Normalized ranking places OIST as first in Japan and top ten globally.
The Nature Index Annual Tables showcase institutions with the highest outputs of top-quality research. And now, for the first time, this includes a normalized ranking — placing the Okinawa Institute of Science and Technology Graduate University (OIST) as first in Japan and in the global top ten, along with three other BRIDGE Network institutions.
The new ranking considers the number of high-quality articles published as a proportion of an institute’s overall output in the natural sciences, as opposed to a simple raw number of articles.

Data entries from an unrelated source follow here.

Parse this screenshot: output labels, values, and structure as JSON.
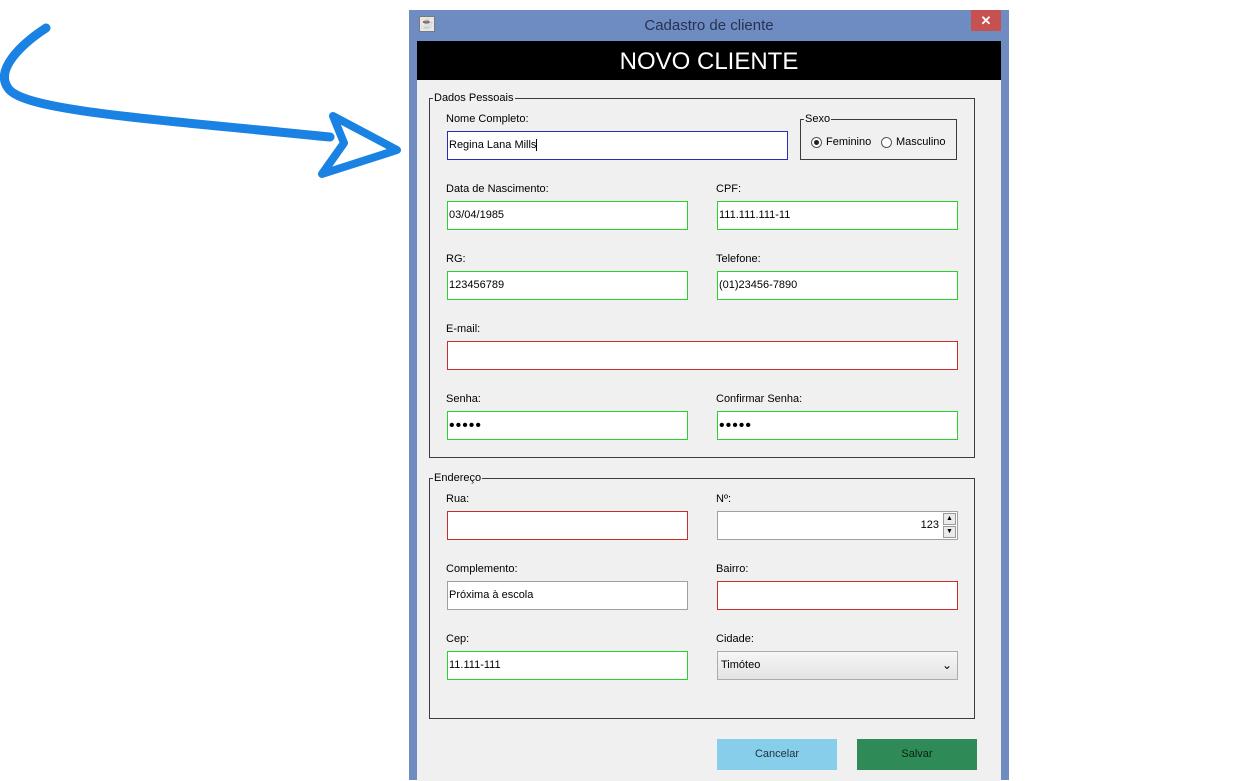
{
  "window": {
    "title": "Cadastro de cliente",
    "close_glyph": "✕",
    "app_icon": "java-cup-icon"
  },
  "banner": {
    "title": "NOVO CLIENTE"
  },
  "dados_pessoais": {
    "legend": "Dados Pessoais",
    "nome": {
      "label": "Nome Completo:",
      "value": "Regina Lana Mills"
    },
    "sexo": {
      "legend": "Sexo",
      "options": [
        {
          "label": "Feminino",
          "checked": true
        },
        {
          "label": "Masculino",
          "checked": false
        }
      ]
    },
    "nascimento": {
      "label": "Data de Nascimento:",
      "value": "03/04/1985"
    },
    "cpf": {
      "label": "CPF:",
      "value": "111.111.111-11"
    },
    "rg": {
      "label": "RG:",
      "value": "123456789"
    },
    "telefone": {
      "label": "Telefone:",
      "value": "(01)23456-7890"
    },
    "email": {
      "label": "E-mail:",
      "value": ""
    },
    "senha": {
      "label": "Senha:",
      "value": "•••••"
    },
    "confirmar_senha": {
      "label": "Confirmar Senha:",
      "value": "•••••"
    }
  },
  "endereco": {
    "legend": "Endereço",
    "rua": {
      "label": "Rua:",
      "value": ""
    },
    "numero": {
      "label": "Nº:",
      "value": "123"
    },
    "complemento": {
      "label": "Complemento:",
      "value": "Próxima à escola"
    },
    "bairro": {
      "label": "Bairro:",
      "value": ""
    },
    "cep": {
      "label": "Cep:",
      "value": "11.111-111"
    },
    "cidade": {
      "label": "Cidade:",
      "value": "Timóteo"
    }
  },
  "buttons": {
    "cancel": "Cancelar",
    "save": "Salvar"
  },
  "colors": {
    "valid_border": "#2bd12b",
    "invalid_border": "#cc2b2b",
    "focus_border": "#2b2bb4",
    "cancel_bg": "#87ceeb",
    "save_bg": "#2e8b57",
    "arrow": "#1a82e2",
    "window_frame": "#6f8cc2"
  }
}
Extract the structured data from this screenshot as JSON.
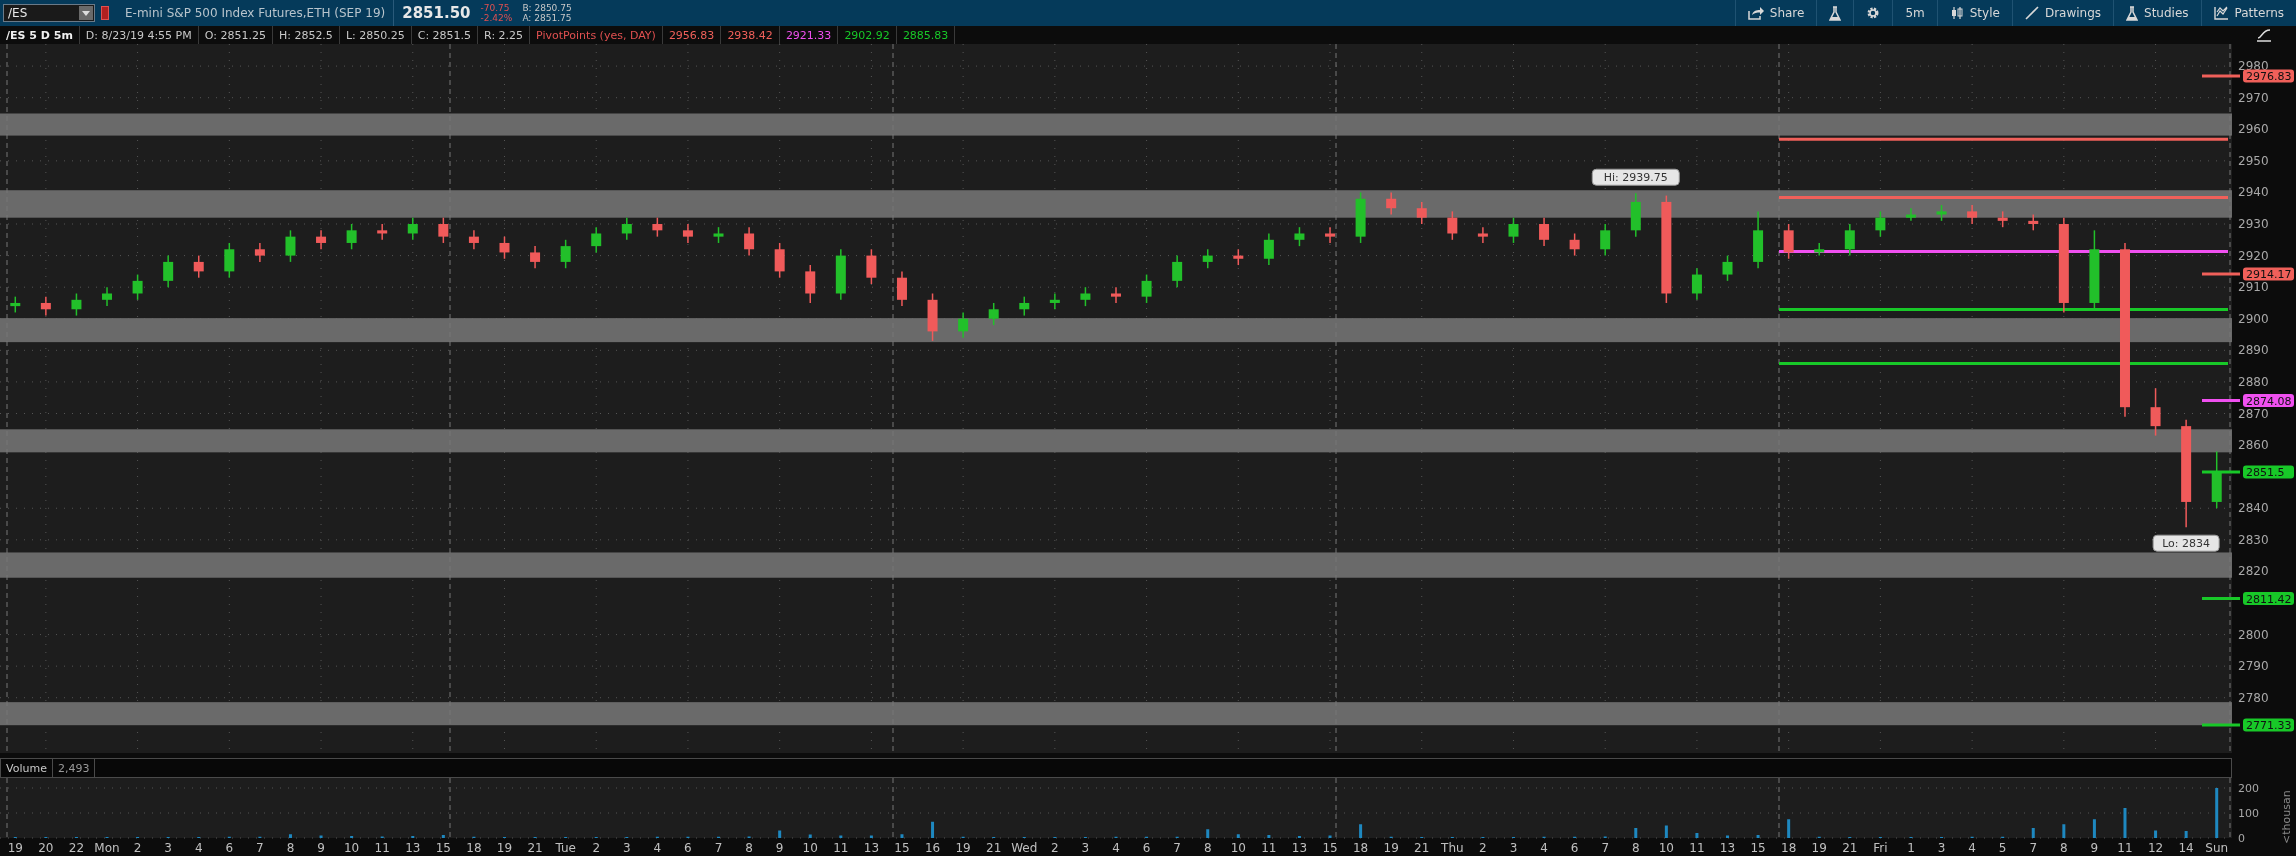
{
  "toolbar": {
    "symbol": "/ES",
    "description": "E-mini S&P 500 Index Futures,ETH (SEP 19)",
    "last": "2851.50",
    "change": "-70.75",
    "change_pct": "-2.42%",
    "bid": "B: 2850.75",
    "ask": "A: 2851.75",
    "buttons": [
      {
        "kind": "share",
        "label": "Share"
      },
      {
        "kind": "flask"
      },
      {
        "kind": "gear"
      },
      {
        "kind": "text",
        "label": "5m"
      },
      {
        "kind": "style",
        "label": "Style"
      },
      {
        "kind": "drawings",
        "label": "Drawings"
      },
      {
        "kind": "studies",
        "label": "Studies"
      },
      {
        "kind": "patterns",
        "label": "Patterns"
      }
    ]
  },
  "info_bar": {
    "title": "/ES 5 D 5m",
    "fields": [
      "D: 8/23/19 4:55 PM",
      "O: 2851.25",
      "H: 2852.5",
      "L: 2850.25",
      "C: 2851.5",
      "R: 2.25"
    ],
    "study": {
      "label": "PivotPoints (yes, DAY)",
      "values": [
        {
          "text": "2956.83",
          "color": "#f0605a"
        },
        {
          "text": "2938.42",
          "color": "#f0605a"
        },
        {
          "text": "2921.33",
          "color": "#f050f0"
        },
        {
          "text": "2902.92",
          "color": "#18c828"
        },
        {
          "text": "2885.83",
          "color": "#18c828"
        }
      ]
    }
  },
  "price_chart": {
    "chart_data": {
      "type": "candlestick",
      "grid": true,
      "ylim": [
        2762.5,
        2987
      ],
      "yticks": [
        2780,
        2790,
        2800,
        2820,
        2830,
        2840,
        2860,
        2870,
        2880,
        2890,
        2900,
        2910,
        2920,
        2930,
        2940,
        2950,
        2960,
        2970,
        2980
      ],
      "ohlc": [
        [
          2904,
          2907,
          2902,
          2905
        ],
        [
          2905,
          2907,
          2901,
          2903
        ],
        [
          2903,
          2908,
          2901,
          2906
        ],
        [
          2906,
          2910,
          2904,
          2908
        ],
        [
          2908,
          2914,
          2906,
          2912
        ],
        [
          2912,
          2920,
          2910,
          2918
        ],
        [
          2918,
          2920,
          2913,
          2915
        ],
        [
          2915,
          2924,
          2913,
          2922
        ],
        [
          2922,
          2924,
          2918,
          2920
        ],
        [
          2920,
          2928,
          2918,
          2926
        ],
        [
          2926,
          2928,
          2922,
          2924
        ],
        [
          2924,
          2930,
          2922,
          2928
        ],
        [
          2928,
          2930,
          2925,
          2927
        ],
        [
          2927,
          2932,
          2925,
          2930
        ],
        [
          2930,
          2932,
          2924,
          2926
        ],
        [
          2926,
          2928,
          2922,
          2924
        ],
        [
          2924,
          2926,
          2919,
          2921
        ],
        [
          2921,
          2923,
          2916,
          2918
        ],
        [
          2918,
          2925,
          2916,
          2923
        ],
        [
          2923,
          2929,
          2921,
          2927
        ],
        [
          2927,
          2932,
          2925,
          2930
        ],
        [
          2930,
          2932,
          2926,
          2928
        ],
        [
          2928,
          2930,
          2924,
          2926
        ],
        [
          2926,
          2929,
          2924,
          2927
        ],
        [
          2927,
          2929,
          2920,
          2922
        ],
        [
          2922,
          2924,
          2913,
          2915
        ],
        [
          2915,
          2917,
          2905,
          2908
        ],
        [
          2908,
          2922,
          2906,
          2920
        ],
        [
          2920,
          2922,
          2911,
          2913
        ],
        [
          2913,
          2915,
          2904,
          2906
        ],
        [
          2906,
          2908,
          2893,
          2896
        ],
        [
          2896,
          2902,
          2894,
          2900
        ],
        [
          2900,
          2905,
          2898,
          2903
        ],
        [
          2903,
          2907,
          2901,
          2905
        ],
        [
          2905,
          2908,
          2903,
          2906
        ],
        [
          2906,
          2910,
          2904,
          2908
        ],
        [
          2908,
          2910,
          2905,
          2907
        ],
        [
          2907,
          2914,
          2905,
          2912
        ],
        [
          2912,
          2920,
          2910,
          2918
        ],
        [
          2918,
          2922,
          2916,
          2920
        ],
        [
          2920,
          2922,
          2917,
          2919
        ],
        [
          2919,
          2927,
          2917,
          2925
        ],
        [
          2925,
          2929,
          2923,
          2927
        ],
        [
          2927,
          2929,
          2924,
          2926
        ],
        [
          2926,
          2940,
          2924,
          2938
        ],
        [
          2938,
          2940,
          2933,
          2935
        ],
        [
          2935,
          2937,
          2930,
          2932
        ],
        [
          2932,
          2934,
          2925,
          2927
        ],
        [
          2927,
          2929,
          2924,
          2926
        ],
        [
          2926,
          2932,
          2924,
          2930
        ],
        [
          2930,
          2932,
          2923,
          2925
        ],
        [
          2925,
          2927,
          2920,
          2922
        ],
        [
          2922,
          2930,
          2920,
          2928
        ],
        [
          2928,
          2939.75,
          2926,
          2937
        ],
        [
          2937,
          2939,
          2905,
          2908
        ],
        [
          2908,
          2916,
          2906,
          2914
        ],
        [
          2914,
          2920,
          2912,
          2918
        ],
        [
          2918,
          2934,
          2916,
          2928
        ],
        [
          2928,
          2930,
          2919,
          2921
        ],
        [
          2921,
          2924,
          2920,
          2922
        ],
        [
          2922,
          2930,
          2920,
          2928
        ],
        [
          2928,
          2934,
          2926,
          2932
        ],
        [
          2932,
          2935,
          2931,
          2933
        ],
        [
          2933,
          2936,
          2931,
          2934
        ],
        [
          2934,
          2936,
          2930,
          2932
        ],
        [
          2932,
          2934,
          2929,
          2931
        ],
        [
          2931,
          2933,
          2928,
          2930
        ],
        [
          2930,
          2932,
          2902,
          2905
        ],
        [
          2905,
          2928,
          2903,
          2922
        ],
        [
          2922,
          2924,
          2869,
          2872
        ],
        [
          2872,
          2878,
          2863,
          2866
        ],
        [
          2866,
          2868,
          2834,
          2842
        ],
        [
          2842,
          2858,
          2840,
          2851.5
        ]
      ],
      "bands": [
        {
          "axis": "y",
          "from": 2958,
          "to": 2965
        },
        {
          "axis": "y",
          "from": 2932,
          "to": 2940.7
        },
        {
          "axis": "y",
          "from": 2892.6,
          "to": 2900.2
        },
        {
          "axis": "y",
          "from": 2857.7,
          "to": 2865
        },
        {
          "axis": "y",
          "from": 2818,
          "to": 2826
        },
        {
          "axis": "y",
          "from": 2771.3,
          "to": 2778.6
        }
      ],
      "ref_lines": [
        {
          "axis": "y",
          "value": 2956.83,
          "color": "#f0605a"
        },
        {
          "axis": "y",
          "value": 2938.42,
          "color": "#f0605a"
        },
        {
          "axis": "y",
          "value": 2921.33,
          "color": "#f050f0"
        },
        {
          "axis": "y",
          "value": 2902.92,
          "color": "#18c828"
        },
        {
          "axis": "y",
          "value": 2885.83,
          "color": "#18c828"
        },
        {
          "axis": "y",
          "value": 2976.83,
          "label": "2976.83",
          "color": "#f0605a"
        },
        {
          "axis": "y",
          "value": 2914.17,
          "label": "2914.17",
          "color": "#f0605a"
        },
        {
          "axis": "y",
          "value": 2874.08,
          "label": "2874.08",
          "color": "#f050f0"
        },
        {
          "axis": "y",
          "value": 2851.5,
          "label": "2851.5",
          "color": "#18c828"
        },
        {
          "axis": "y",
          "value": 2811.42,
          "label": "2811.42",
          "color": "#18c828"
        },
        {
          "axis": "y",
          "value": 2771.33,
          "label": "2771.33",
          "color": "#18c828"
        }
      ],
      "annotations": [
        {
          "text": "Hi: 2939.75",
          "y": 2939.75
        },
        {
          "text": "Lo: 2834",
          "y": 2834
        }
      ]
    }
  },
  "volume_pane": {
    "value": "2,493",
    "unit_label": "<thousan",
    "chart_data": {
      "type": "bar",
      "grid": true,
      "ylim": [
        0,
        240
      ],
      "yticks": [
        0,
        100,
        200
      ],
      "categories": [
        "19",
        "20",
        "22",
        "Mon",
        "2",
        "3",
        "4",
        "6",
        "7",
        "8",
        "9",
        "10",
        "11",
        "13",
        "15",
        "18",
        "19",
        "21",
        "Tue",
        "2",
        "3",
        "4",
        "6",
        "7",
        "8",
        "9",
        "10",
        "11",
        "13",
        "15",
        "16",
        "19",
        "21",
        "Wed",
        "2",
        "3",
        "4",
        "6",
        "7",
        "8",
        "10",
        "11",
        "13",
        "15",
        "18",
        "19",
        "21",
        "Thu",
        "2",
        "3",
        "4",
        "6",
        "7",
        "8",
        "10",
        "11",
        "13",
        "15",
        "18",
        "19",
        "21",
        "Fri",
        "1",
        "3",
        "4",
        "5",
        "7",
        "8",
        "9",
        "11",
        "12",
        "14",
        "Sun"
      ],
      "series": [
        {
          "name": "Volume",
          "color": "#1e88c0",
          "values": [
            4,
            4,
            4,
            4,
            4,
            4,
            4,
            5,
            5,
            15,
            10,
            8,
            6,
            8,
            12,
            5,
            4,
            4,
            4,
            4,
            4,
            5,
            5,
            5,
            6,
            30,
            14,
            10,
            10,
            15,
            65,
            5,
            4,
            4,
            4,
            4,
            5,
            5,
            5,
            35,
            15,
            12,
            8,
            10,
            55,
            5,
            4,
            4,
            4,
            4,
            5,
            5,
            6,
            40,
            50,
            20,
            10,
            12,
            75,
            5,
            4,
            4,
            4,
            4,
            5,
            5,
            40,
            55,
            75,
            120,
            30,
            28,
            200
          ]
        }
      ]
    }
  }
}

This reveals a very different set of leaders among academic institutions.
“The inclusion this year of a normalized ranking draws to light some smaller institutes that are proportionally outstripping research powerhouses,” says David Swinbanks, Founder of the Nature Index.
“The smallest institutions in the top ten have some common features: ambition, as disclosed by mission statements about striving to be the best in the world, interdisciplinarity, with the strong embrace of collaboration across fields, and in several cases, the backing of Nobel laureates.”
The top 100 Nature Index ranking draws on metrics known as the Article Count (AC) and Fractional Count (FC), which measure the number of articles and the contribution an institution makes to an article, respectively.
In contrast, the new normalized ranking is derived by considering the ratio of FC to the institution’s total article output in natural sciences as tracked by the Dimensions database of Digital Science. The normalization calculation allows institutions of different size to be compared on the same basis.
“Our placement in this year’s ranking demonstrates that with the appropriate conditions world class research can be performed in a very young university. We owe this to the strong support by the Japanese government and the guidance of leading scientists,” says OIST President Peter Gruss.
“It is a testament to the quality of the scientists hired by OIST, the hard work of the faculty and the wider OIST community, as well as our commitment to interdisciplinarity and collaboration. Now we must continue our focus on producing world-class scientists and world-class science.”
For the full Nature Index Annual Tables, please click here.
Correction: On 6 August 2019, OIST received news from Springer Nature that some research articles were missing from the calculation of the Nature Index. With the missing articles now included, OIST has now risen to #9 in the world (from the originally reported #10).